The whole anti-vax argument reminds me of a friend who refused to wear his seat belt because he’d heard about a woman who died in a vehicle fire when her husband couldn’t unfasten her seat belt. No amount of statistics could sway him from this utterly illogical position.
I agree. What’s your stance on the “let them stay home and be refused admittance to all public buildings and events” attitude? I’m hoping your wife is smart enough to limit her public interactions (and wear a mask) since she’s not getting vaccinated.
Really, the problem is that the unvaccinated often take no additional precautions to account for their unvaccinated status. I can understand someone having a legitimate concern over taking the vaccine, but the unvaccinated often seem to just be going about their normal lives without any concern for catching the virus. They typically forego all precautions like masks, avoiding crowded places, and so on. I’d have a lot more respect for someone who said they were waiting on the vaccine but in the meantime they were wearing N95 masks whenever they were in public.
I have a lot of empathy for people like your wife and I think your comparison with fear of flying is a good one. We’d like everyone to get vaxxed but none of us are completely rational. Unfortunately it will probably take a death (or maybe a stay in the ER) of someone she knows to change her mind. Good luck solost.
Yes, as I mentioned upthread, otherwise she’s been very conscientious about mask-wearing and following all protocols during the lockdown and going forward. She understands Covid is a serious disease and has always acted accodingly, the admittedly huge exception of not getting vaxxed yet aside.
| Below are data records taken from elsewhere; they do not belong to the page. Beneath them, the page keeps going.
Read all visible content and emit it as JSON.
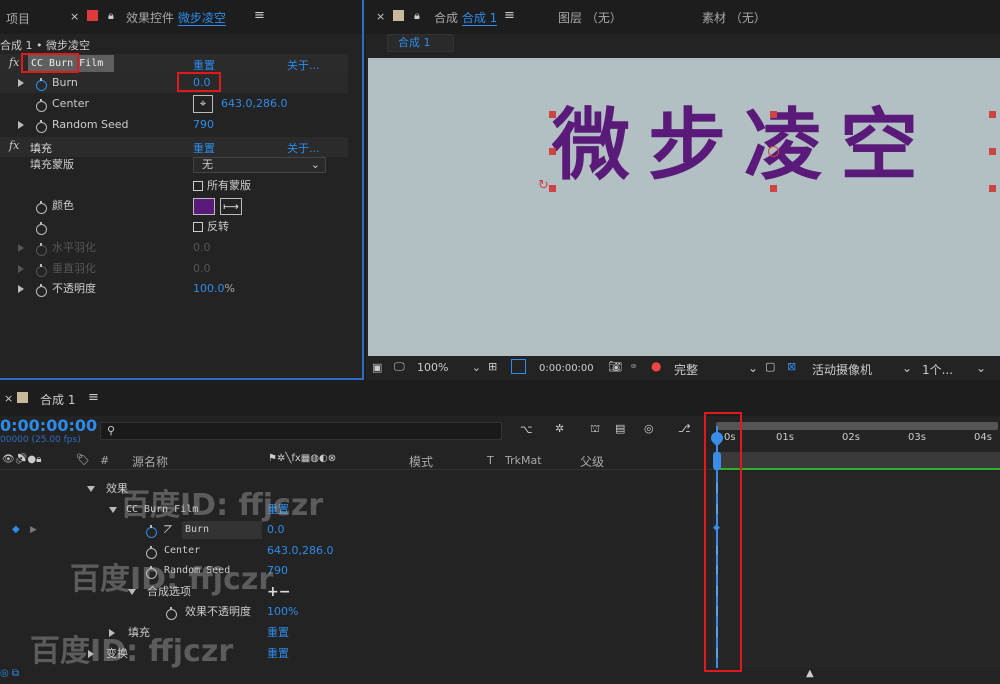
{
  "left_panel": {
    "tab_project": "项目",
    "tab_effects": "效果控件",
    "tab_effects_layer": "微步凌空",
    "breadcrumb": "合成 1 • 微步凌空",
    "fx_label": "fx",
    "effect1_name": "CC Burn Film",
    "reset": "重置",
    "about": "关于...",
    "burn_label": "Burn",
    "burn_value": "0.0",
    "center_label": "Center",
    "center_value": "643.0,286.0",
    "seed_label": "Random Seed",
    "seed_value": "790",
    "effect2_name": "填充",
    "mask_label": "填充蒙版",
    "mask_value": "无",
    "all_masks": "所有蒙版",
    "color_label": "颜色",
    "invert": "反转",
    "h_feather": "水平羽化",
    "h_feather_value": "0.0",
    "v_feather": "垂直羽化",
    "v_feather_value": "0.0",
    "opacity_label": "不透明度",
    "opacity_value": "100.0",
    "opacity_unit": "%",
    "fill_color": "#5a1a7a"
  },
  "comp_panel": {
    "tab_prefix": "合成",
    "tab_comp": "合成 1",
    "tab_layer": "图层 （无）",
    "tab_footage": "素材 （无）",
    "subtab": "合成 1",
    "canvas_text": "微步凌空",
    "zoom": "100%",
    "timecode": "0:00:00:00",
    "resolution": "完整",
    "camera": "活动摄像机",
    "views": "1个...",
    "text_color": "#5a1a7a",
    "canvas_bg": "#b3c0c3"
  },
  "timeline": {
    "tab": "合成 1",
    "timecode": "0:00:00:00",
    "fps": "00000 (25.00 fps)",
    "search_placeholder": "",
    "col_source": "源名称",
    "col_mode": "模式",
    "col_t": "T",
    "col_trkmat": "TrkMat",
    "col_parent": "父级",
    "ruler": [
      "0s",
      "01s",
      "02s",
      "03s",
      "04s"
    ],
    "rows": {
      "effects": "效果",
      "burn_film": "CC Burn Film",
      "burn": "Burn",
      "center": "Center",
      "seed": "Random Seed",
      "composite": "合成选项",
      "eff_opacity": "效果不透明度",
      "fill": "填充",
      "transform": "变换"
    },
    "values": {
      "reset1": "重置",
      "burn": "0.0",
      "center": "643.0,286.0",
      "seed": "790",
      "plusminus": "+−",
      "eff_opacity": "100%",
      "reset2": "重置",
      "reset3": "重置"
    }
  },
  "watermark": "百度ID: ffjczr"
}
I still have hope that she’ll come around, and hopefully before she gets one of the variants.
Good to know – and sorry I missed that earlier.
I was going to respond to the original post as ignorant but decided I would be feeding the trolls.
No problem, and I meant to answer the first part of your question to me as well:
I’d be all for that, and maybe it would help convince her to get vaxxed-- “hey sweetie, our vaxxed son and I are going out for some delicious Thai food and then to see a movie— umm, we’ll bring you back a doggie bag if any’s left over…”
Infection rates in the US are way down from last year; a large portion of the US has been vaccinated. However, a large portion of the WORLD is not vaccinated. We’re lucky - we’re in a wealthy country that has a surplus of vaccines. Meanwhile, COVID will continue world-wide. The longer it can last globally, the longer that people like this remain vulnerable. The more un-vaccinated we have, the more spikes will show up in the US, and the slower the move to herd immunity.
I will agree with what others have said, that people are bad at statistics and risk assessment. However, I can’t hate them for not getting vaccinated - they’re being fed a bunch of lies by Faux News and others that should know better. Yeah, fear mongering is their stock in trade, BUT THEY’RE KILLING THEIR OWN PEOPLE! Same thing with the fundamentalists.
There is a case to be made for choosing your news sources and being responsible for those choices. Nobody is blocking their access to fact based, reliable news sources. They wallow in mis-information. It’s a choice.
Just think about how precarious it is to live on the planet. It’s basically a speck of dust in a huge void, relatively speaking. It is constantly falling through space, barely tethered to a huge exploding ball. You’re protected from deadly radiation, asphyxiation, and the frigid temperatures of space by this really thin bubble of atmosphere, and magnetic fields covering the world. The whole thing is so fragile, like living on the sole of a giant’s boot. Some random meteor could wipe you out at any time and you can’t do anything about it. You think planes are improbable?!